▶ _Task goal_
Among the entries below, count the lines that contain the word "screenshot". Write down only the total.

========

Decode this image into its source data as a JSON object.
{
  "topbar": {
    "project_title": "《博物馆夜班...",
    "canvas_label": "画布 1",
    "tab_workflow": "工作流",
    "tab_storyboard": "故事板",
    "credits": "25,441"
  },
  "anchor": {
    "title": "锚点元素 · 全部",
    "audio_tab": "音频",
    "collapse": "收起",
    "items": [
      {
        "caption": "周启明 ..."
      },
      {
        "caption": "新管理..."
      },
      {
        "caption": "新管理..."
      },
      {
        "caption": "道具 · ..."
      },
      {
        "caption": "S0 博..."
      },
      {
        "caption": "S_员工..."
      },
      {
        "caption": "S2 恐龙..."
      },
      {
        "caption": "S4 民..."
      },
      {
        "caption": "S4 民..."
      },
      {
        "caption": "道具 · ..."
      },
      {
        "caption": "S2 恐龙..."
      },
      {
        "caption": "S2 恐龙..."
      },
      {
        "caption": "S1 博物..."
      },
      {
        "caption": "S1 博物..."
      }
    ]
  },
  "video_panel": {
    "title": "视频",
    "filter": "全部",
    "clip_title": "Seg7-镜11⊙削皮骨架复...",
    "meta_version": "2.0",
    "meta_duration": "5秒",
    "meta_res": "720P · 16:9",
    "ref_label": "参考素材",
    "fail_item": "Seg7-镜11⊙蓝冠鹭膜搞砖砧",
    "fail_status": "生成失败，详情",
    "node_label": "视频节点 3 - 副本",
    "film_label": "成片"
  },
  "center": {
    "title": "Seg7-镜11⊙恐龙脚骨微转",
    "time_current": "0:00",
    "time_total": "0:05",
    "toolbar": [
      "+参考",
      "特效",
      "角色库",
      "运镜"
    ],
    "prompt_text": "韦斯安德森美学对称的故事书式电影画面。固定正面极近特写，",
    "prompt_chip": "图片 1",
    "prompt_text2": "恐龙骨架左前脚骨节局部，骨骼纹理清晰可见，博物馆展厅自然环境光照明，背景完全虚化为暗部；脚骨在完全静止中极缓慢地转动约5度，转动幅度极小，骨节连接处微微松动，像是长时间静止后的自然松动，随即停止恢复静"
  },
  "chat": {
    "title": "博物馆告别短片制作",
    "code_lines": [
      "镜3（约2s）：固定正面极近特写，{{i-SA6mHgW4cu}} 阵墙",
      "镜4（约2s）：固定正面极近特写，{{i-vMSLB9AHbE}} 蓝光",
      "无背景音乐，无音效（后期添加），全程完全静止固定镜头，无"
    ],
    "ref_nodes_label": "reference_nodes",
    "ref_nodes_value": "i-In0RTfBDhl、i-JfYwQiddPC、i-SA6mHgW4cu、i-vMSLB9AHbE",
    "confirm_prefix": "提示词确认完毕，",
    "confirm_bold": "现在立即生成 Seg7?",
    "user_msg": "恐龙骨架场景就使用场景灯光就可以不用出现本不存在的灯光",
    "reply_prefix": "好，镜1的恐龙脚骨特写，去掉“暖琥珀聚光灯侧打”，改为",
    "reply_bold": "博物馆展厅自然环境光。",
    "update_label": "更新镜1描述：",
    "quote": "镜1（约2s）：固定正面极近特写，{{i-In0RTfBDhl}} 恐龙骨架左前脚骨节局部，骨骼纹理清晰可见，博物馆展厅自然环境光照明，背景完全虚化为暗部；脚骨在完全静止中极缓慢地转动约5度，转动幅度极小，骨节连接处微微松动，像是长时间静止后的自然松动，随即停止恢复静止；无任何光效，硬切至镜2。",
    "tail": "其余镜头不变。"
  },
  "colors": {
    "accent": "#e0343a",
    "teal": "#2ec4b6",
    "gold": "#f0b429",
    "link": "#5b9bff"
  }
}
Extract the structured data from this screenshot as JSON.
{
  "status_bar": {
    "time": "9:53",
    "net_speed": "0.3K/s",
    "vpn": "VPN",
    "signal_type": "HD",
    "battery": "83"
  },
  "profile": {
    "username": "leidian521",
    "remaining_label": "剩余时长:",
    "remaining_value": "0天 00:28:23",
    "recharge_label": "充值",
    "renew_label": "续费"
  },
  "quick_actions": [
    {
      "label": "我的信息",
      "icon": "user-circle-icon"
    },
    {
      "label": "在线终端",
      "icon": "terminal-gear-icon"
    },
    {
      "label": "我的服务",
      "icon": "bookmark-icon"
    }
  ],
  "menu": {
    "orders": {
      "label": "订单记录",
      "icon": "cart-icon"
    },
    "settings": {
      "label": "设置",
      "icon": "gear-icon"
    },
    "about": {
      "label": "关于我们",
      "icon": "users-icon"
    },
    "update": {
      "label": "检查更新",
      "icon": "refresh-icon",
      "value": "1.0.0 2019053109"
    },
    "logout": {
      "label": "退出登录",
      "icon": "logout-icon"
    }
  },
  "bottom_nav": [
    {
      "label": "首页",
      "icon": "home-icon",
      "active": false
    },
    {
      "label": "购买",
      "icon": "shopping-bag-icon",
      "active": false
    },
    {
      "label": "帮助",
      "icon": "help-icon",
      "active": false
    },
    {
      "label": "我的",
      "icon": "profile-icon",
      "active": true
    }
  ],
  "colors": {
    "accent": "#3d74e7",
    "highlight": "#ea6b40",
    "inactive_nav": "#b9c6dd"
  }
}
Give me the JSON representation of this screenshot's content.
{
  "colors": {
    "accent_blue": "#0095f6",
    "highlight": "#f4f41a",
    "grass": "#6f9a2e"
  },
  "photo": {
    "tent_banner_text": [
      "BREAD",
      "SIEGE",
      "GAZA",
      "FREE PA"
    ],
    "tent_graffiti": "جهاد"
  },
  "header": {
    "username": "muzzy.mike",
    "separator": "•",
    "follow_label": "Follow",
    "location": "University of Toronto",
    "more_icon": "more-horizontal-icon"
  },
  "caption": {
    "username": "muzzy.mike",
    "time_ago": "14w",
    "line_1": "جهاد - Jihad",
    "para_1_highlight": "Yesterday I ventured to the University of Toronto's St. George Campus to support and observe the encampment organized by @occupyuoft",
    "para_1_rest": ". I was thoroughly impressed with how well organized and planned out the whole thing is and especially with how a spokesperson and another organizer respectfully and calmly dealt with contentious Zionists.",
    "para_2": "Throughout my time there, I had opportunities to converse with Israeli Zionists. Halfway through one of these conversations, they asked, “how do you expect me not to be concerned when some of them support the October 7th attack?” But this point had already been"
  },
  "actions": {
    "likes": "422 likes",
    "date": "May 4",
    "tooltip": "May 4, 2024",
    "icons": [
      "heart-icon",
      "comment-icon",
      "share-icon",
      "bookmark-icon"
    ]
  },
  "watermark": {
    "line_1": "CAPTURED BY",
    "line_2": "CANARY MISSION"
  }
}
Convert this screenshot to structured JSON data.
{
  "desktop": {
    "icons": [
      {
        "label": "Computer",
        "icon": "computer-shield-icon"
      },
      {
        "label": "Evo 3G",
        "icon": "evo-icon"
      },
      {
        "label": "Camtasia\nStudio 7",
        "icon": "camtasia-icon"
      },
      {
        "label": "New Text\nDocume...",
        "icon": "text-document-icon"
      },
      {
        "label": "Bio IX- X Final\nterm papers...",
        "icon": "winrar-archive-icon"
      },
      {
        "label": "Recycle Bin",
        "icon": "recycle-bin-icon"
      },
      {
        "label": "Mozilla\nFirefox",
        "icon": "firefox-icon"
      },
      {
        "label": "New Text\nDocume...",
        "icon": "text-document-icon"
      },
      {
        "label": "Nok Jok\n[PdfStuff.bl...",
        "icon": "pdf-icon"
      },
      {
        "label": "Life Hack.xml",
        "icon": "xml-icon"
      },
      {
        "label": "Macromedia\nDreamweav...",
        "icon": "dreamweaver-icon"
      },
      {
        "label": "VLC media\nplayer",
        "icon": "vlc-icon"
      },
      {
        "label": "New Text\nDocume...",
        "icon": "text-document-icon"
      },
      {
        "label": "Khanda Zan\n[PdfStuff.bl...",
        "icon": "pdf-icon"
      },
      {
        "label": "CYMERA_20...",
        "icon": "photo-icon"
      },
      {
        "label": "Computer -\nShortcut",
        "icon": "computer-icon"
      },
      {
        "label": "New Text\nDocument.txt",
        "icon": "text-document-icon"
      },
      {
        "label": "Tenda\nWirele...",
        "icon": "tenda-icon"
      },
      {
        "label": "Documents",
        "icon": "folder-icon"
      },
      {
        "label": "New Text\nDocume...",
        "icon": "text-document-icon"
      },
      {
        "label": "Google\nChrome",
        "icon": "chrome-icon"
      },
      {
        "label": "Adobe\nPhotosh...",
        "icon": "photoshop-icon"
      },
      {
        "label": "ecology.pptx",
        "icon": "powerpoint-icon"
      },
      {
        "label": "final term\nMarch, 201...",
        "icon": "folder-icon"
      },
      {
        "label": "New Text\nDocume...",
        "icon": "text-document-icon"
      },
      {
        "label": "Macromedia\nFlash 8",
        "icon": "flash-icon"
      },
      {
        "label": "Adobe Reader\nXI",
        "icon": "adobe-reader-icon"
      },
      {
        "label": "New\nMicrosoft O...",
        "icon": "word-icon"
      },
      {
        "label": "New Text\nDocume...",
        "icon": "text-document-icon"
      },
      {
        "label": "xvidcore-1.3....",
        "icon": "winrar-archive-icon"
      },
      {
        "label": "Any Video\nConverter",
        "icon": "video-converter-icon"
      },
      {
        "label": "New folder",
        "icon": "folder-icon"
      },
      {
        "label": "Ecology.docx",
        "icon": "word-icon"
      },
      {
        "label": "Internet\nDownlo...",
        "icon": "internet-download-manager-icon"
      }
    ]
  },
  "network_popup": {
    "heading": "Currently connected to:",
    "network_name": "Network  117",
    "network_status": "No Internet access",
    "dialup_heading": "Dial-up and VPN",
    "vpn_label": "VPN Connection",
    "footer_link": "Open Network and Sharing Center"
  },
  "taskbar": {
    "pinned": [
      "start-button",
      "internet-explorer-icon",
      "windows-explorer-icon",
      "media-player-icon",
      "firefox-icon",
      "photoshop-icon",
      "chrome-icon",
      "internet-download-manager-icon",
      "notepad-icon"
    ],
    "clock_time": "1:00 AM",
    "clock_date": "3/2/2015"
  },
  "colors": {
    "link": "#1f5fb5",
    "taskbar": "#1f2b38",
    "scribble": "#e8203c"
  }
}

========

▶ _Solution for this task_
3